**THE TASK**. Give only the number of lines in the records that include "Their".

(Dataset items)
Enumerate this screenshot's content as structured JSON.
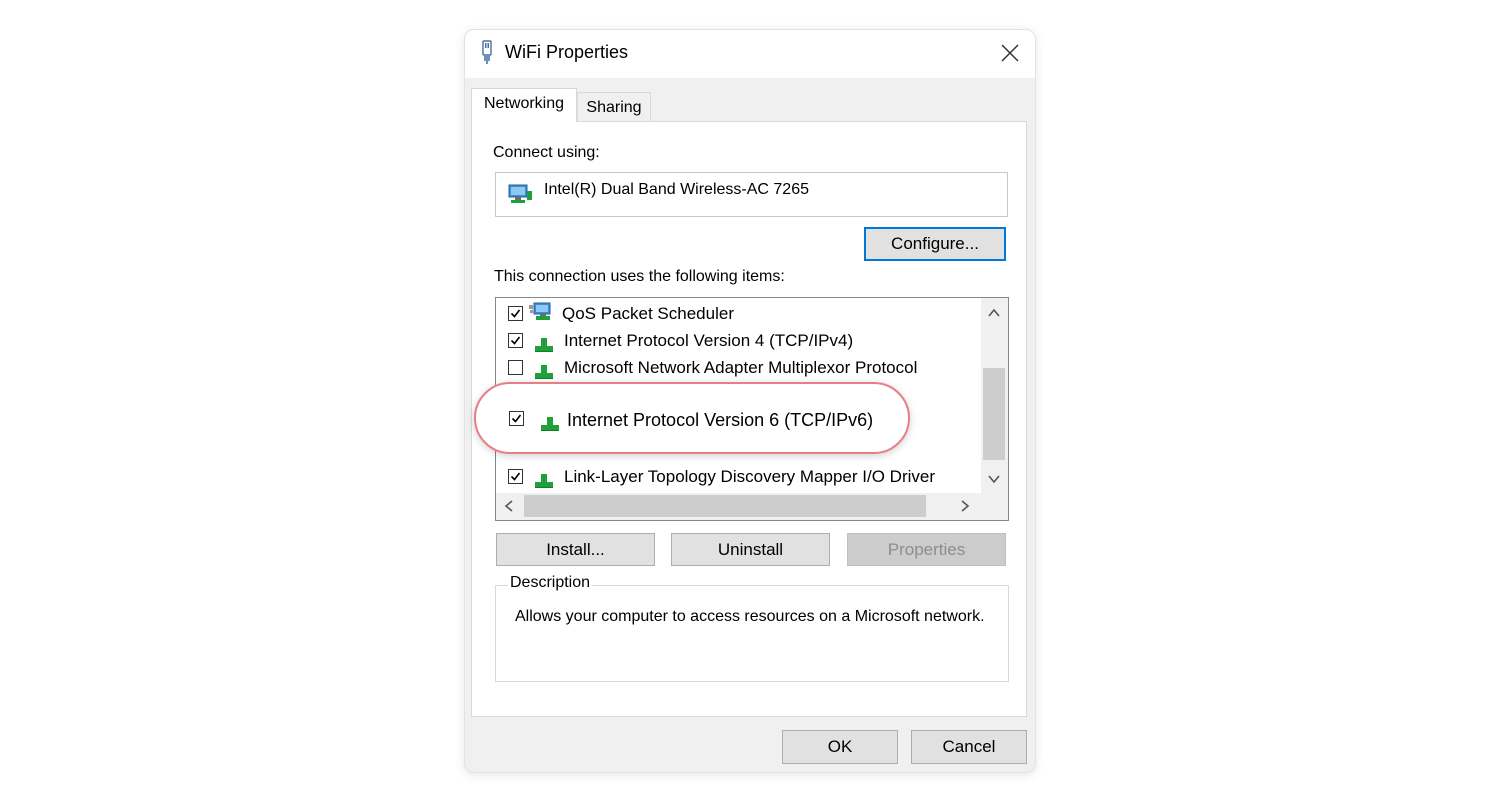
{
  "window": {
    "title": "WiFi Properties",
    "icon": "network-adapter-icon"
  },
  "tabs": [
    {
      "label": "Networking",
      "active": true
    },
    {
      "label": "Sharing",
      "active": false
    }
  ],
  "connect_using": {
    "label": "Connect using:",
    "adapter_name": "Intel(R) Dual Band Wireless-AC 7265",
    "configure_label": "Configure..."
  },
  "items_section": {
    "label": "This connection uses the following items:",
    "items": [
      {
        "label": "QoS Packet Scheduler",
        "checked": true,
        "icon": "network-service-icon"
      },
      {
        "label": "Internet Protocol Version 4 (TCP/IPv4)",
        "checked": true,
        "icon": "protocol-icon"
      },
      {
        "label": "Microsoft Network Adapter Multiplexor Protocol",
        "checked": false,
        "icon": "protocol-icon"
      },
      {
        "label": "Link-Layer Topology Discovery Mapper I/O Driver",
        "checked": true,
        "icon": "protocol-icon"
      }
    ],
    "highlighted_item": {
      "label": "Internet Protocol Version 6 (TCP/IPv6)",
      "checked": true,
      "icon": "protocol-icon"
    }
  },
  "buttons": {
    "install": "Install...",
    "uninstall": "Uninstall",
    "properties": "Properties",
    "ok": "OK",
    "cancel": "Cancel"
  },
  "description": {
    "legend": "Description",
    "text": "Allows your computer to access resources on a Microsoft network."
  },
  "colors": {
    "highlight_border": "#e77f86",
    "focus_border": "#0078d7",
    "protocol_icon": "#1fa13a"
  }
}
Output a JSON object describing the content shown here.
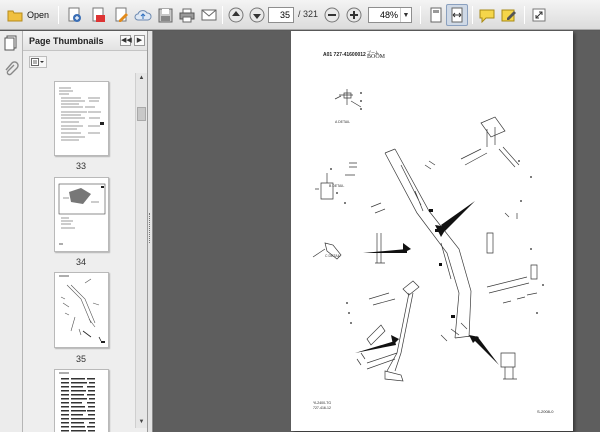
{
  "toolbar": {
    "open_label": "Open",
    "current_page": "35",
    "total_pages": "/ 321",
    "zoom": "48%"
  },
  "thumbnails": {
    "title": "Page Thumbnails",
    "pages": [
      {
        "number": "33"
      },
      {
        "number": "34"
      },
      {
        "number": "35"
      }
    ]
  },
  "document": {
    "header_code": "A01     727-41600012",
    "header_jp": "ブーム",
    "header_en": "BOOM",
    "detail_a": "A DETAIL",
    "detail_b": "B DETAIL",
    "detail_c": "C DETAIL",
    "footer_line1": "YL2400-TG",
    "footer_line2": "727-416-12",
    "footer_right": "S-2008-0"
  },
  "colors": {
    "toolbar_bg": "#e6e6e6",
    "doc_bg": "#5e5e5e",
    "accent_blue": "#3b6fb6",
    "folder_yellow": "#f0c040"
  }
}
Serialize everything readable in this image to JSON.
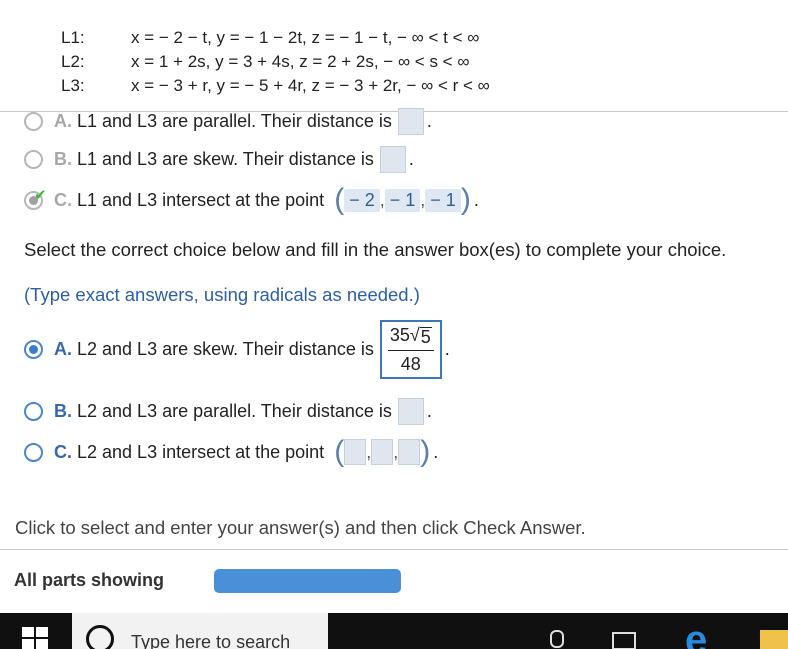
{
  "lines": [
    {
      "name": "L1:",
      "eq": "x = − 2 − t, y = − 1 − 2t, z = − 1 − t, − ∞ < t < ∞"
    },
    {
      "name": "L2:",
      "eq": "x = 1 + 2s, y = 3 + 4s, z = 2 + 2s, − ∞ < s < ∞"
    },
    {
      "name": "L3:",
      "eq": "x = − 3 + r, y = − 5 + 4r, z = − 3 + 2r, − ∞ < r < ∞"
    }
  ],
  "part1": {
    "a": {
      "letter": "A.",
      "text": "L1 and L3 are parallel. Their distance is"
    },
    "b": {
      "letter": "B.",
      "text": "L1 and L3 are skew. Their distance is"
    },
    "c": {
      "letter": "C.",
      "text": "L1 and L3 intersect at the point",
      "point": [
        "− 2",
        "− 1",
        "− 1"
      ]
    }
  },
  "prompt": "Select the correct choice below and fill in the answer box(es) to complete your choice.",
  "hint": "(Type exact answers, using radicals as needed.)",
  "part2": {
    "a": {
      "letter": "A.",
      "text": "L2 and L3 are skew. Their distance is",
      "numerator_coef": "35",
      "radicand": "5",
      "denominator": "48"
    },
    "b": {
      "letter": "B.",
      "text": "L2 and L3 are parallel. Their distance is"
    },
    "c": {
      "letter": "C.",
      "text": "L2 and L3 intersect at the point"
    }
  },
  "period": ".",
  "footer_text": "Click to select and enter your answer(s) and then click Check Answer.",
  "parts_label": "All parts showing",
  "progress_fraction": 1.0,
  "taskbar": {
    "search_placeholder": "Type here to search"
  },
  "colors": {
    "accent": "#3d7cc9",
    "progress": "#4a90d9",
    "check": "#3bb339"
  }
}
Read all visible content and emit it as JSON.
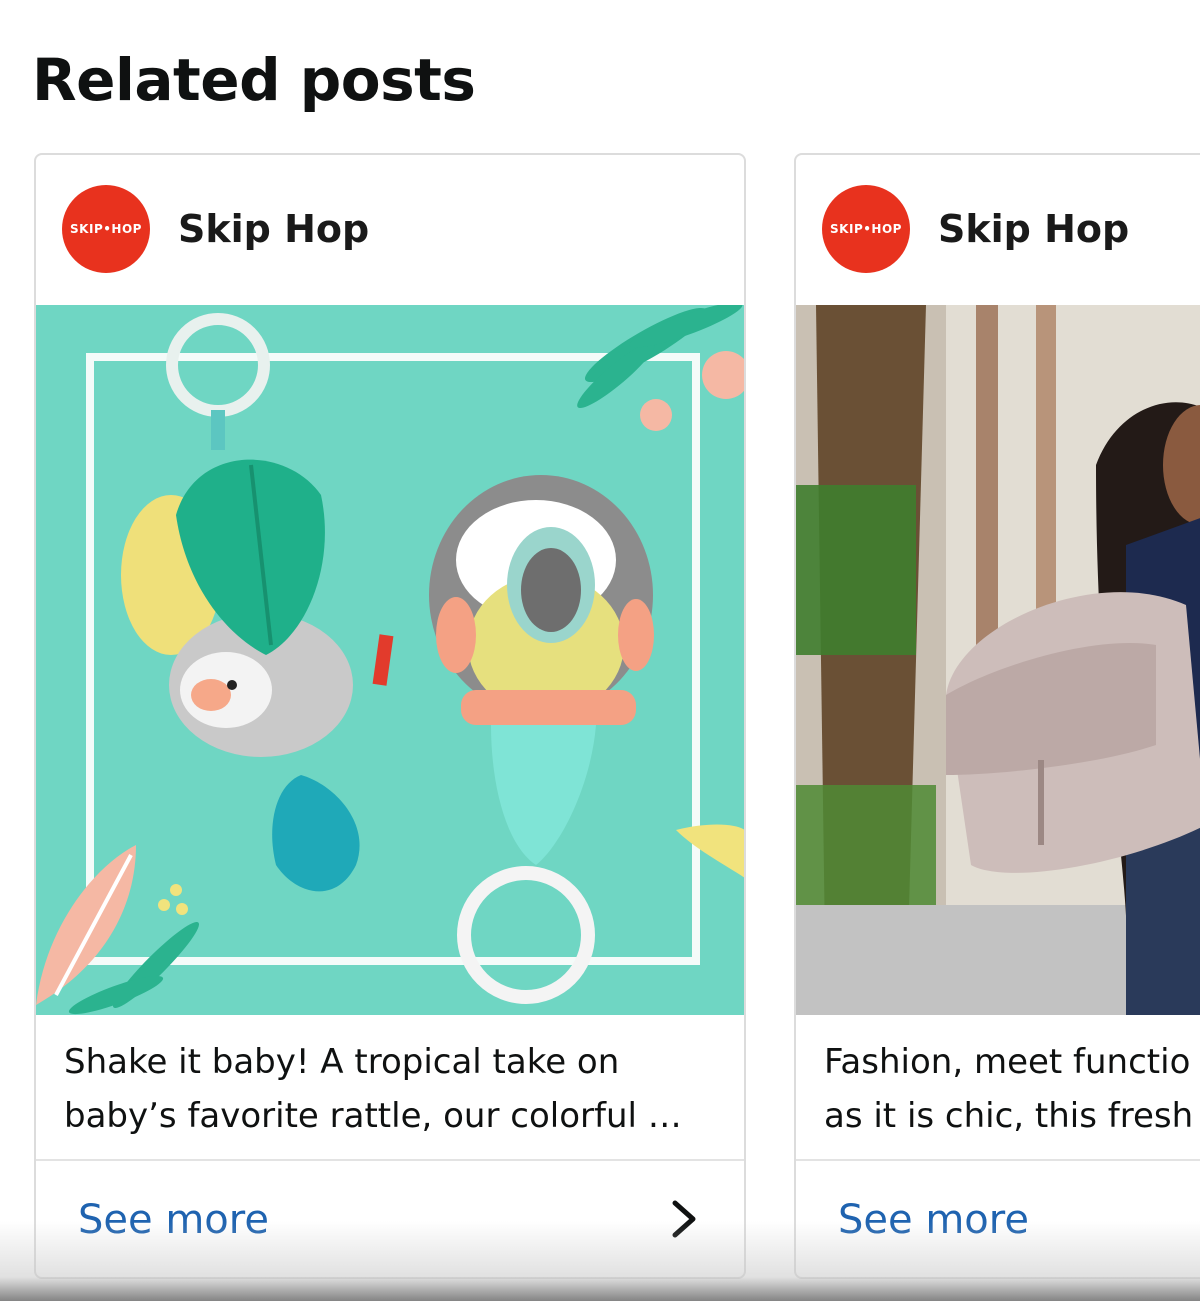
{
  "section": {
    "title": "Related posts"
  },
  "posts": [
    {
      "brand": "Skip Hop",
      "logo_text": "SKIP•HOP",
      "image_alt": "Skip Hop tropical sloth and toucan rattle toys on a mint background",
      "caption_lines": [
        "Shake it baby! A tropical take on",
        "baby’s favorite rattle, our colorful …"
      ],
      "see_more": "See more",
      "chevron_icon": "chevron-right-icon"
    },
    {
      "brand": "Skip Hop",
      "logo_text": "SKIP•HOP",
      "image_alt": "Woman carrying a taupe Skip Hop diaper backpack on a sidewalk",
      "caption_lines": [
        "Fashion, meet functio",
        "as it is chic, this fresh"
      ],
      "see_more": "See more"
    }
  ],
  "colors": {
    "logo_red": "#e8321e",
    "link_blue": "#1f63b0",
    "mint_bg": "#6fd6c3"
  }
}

**PROBLEM SOLUTION**. 4